→ Aim of the task
Would you show every line from the records that holds "title"?

(Items from an interface collection)
<<<<

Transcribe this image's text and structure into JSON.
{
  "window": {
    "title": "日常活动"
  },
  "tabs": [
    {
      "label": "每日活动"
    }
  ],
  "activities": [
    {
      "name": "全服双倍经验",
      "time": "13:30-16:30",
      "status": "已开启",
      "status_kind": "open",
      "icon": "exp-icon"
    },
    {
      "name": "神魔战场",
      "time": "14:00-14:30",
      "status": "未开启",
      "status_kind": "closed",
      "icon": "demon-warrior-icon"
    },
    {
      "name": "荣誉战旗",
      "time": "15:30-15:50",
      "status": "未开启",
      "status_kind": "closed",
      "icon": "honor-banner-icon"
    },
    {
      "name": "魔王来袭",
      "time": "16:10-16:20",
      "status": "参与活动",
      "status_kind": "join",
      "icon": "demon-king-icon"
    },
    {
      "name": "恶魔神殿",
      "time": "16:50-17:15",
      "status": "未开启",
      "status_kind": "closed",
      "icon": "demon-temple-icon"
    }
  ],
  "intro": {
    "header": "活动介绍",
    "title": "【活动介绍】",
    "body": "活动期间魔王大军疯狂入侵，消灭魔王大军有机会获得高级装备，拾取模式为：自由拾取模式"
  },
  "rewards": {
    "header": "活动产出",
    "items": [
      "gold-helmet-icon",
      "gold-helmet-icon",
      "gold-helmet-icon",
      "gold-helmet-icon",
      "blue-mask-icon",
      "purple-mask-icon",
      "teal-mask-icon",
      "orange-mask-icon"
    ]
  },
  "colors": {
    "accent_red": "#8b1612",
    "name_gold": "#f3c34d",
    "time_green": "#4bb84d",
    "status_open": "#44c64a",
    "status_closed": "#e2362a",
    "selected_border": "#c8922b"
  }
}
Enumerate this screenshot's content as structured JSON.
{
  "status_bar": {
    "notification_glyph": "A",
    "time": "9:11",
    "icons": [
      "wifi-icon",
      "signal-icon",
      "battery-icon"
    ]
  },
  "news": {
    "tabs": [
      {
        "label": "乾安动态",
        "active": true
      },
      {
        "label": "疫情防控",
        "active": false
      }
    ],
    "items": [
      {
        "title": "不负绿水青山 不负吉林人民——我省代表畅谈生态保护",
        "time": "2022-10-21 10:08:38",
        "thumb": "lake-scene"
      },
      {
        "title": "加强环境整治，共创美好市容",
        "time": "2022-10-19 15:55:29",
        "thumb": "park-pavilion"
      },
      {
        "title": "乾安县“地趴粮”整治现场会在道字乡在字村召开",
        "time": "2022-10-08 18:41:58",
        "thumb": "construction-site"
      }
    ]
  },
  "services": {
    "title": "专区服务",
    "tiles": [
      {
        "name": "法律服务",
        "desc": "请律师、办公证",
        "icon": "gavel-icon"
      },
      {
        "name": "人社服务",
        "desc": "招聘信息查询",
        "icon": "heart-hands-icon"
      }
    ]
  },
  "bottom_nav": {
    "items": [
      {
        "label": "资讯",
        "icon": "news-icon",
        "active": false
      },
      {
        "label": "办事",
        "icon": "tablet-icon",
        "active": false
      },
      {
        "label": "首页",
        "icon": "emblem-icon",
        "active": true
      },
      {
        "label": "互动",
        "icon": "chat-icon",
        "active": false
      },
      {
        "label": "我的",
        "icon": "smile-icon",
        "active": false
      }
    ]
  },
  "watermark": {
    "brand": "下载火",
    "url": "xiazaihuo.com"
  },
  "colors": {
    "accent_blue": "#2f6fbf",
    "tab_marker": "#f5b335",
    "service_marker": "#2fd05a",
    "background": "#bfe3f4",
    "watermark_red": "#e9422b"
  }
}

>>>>

→ Written response
    "title": "日常活动"
    "title": "【活动介绍】",
        "title": "不负绿水青山 不负吉林人民——我省代表畅谈生态保护",
        "title": "加强环境整治，共创美好市容",
        "title": "乾安县“地趴粮”整治现场会在道字乡在字村召开",
    "title": "专区服务",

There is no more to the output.